This is not to suggest that reform won’t happen. House Republican leaders are highly motivated to lance this boil. “This is going to be an issue that Democrats use to beat up Republicans until it’s taken off the table,” acknowledges Cole.
And although much has been made of Boehner assuring his conference that he will abide by the so-called Hastert Rule on immigration (meaning that he won’t move a bill that doesn’t have the support of a majority of the majority), Hill veterans note that there are ways around this unofficial mandate.

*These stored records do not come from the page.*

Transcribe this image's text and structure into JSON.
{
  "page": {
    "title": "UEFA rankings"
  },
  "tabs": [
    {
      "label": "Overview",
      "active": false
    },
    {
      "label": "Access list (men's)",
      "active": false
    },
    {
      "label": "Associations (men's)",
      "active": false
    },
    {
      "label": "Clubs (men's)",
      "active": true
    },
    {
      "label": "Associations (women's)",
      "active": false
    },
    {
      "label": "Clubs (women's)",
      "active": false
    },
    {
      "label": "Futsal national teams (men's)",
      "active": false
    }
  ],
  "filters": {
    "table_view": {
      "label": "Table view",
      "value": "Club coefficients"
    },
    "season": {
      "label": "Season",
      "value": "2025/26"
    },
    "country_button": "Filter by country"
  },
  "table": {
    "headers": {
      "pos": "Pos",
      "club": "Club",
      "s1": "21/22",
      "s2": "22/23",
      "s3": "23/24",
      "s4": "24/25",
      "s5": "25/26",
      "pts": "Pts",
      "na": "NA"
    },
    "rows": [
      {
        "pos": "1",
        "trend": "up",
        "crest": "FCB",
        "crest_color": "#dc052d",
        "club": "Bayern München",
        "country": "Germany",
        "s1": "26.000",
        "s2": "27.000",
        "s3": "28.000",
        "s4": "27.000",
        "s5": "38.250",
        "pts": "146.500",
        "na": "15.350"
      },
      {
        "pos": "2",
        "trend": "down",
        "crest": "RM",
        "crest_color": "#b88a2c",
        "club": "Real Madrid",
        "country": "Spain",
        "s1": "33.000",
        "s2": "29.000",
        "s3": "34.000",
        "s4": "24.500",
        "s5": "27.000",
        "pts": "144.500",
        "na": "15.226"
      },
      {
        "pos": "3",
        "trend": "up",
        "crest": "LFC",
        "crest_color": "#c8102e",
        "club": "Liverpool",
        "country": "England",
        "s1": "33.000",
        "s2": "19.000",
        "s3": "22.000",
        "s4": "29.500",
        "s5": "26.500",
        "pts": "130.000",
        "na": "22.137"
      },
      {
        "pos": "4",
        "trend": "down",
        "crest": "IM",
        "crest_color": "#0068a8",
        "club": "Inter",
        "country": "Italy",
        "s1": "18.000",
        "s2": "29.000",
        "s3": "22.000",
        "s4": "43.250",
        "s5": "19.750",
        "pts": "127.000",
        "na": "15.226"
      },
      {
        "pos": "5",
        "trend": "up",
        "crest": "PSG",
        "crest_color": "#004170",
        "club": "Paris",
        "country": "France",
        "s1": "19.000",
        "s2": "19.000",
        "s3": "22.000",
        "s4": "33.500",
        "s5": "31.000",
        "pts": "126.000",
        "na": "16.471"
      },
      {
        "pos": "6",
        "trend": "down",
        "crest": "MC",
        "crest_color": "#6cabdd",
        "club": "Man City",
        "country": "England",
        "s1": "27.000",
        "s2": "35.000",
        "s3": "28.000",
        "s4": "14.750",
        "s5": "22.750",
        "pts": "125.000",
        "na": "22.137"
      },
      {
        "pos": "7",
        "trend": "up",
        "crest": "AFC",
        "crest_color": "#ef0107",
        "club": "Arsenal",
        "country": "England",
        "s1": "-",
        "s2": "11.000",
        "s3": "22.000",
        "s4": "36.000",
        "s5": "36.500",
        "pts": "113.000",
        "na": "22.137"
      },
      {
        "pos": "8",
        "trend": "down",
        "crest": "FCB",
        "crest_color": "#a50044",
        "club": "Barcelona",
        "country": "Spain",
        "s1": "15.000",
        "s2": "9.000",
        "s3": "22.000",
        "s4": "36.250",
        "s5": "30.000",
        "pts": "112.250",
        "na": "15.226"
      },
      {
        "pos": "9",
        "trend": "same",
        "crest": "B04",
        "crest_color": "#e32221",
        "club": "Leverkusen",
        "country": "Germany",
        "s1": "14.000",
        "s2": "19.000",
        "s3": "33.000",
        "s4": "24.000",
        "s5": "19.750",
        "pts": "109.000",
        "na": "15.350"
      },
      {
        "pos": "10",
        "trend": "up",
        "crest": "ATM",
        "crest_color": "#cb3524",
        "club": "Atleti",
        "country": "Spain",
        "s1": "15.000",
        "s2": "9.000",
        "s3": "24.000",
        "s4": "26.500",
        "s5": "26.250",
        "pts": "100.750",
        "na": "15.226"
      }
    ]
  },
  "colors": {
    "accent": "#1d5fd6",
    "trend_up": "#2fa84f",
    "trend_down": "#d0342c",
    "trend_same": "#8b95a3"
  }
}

In some cases, leadership can get a majority of its members to express private support for a bill even when they’re unwilling to vote for it, notes Feehery. (Cole cites the fiscal cliff deal an example.) As for the official vote count, Republican staffers are already allowing for a bit of wiggle room. While passing legislation with more Ds than Rs would be a no-no, passing it with, say, 120 votes from each team would be just fine. Of the Hastert Rule hubbub, the GOP aide says, “It’s kind of a lot of ado about nothing.”
Or as Cole puts it, “The Hastert Rule is a rule except when it’s not.”
Just don’t talk that way in front of the conference’s right wing. They already have issues with the leadership, and some have even launched a crusade to make the Hastert Rule binding. (As if the House needed any more hurdles to getting stuff done.) All of which suggests that Boehner et al. should rest up over the recess and brace for a July 10 “listening session” that will, by comparison, make their last colonoscopy seem like a week in Palm Beach.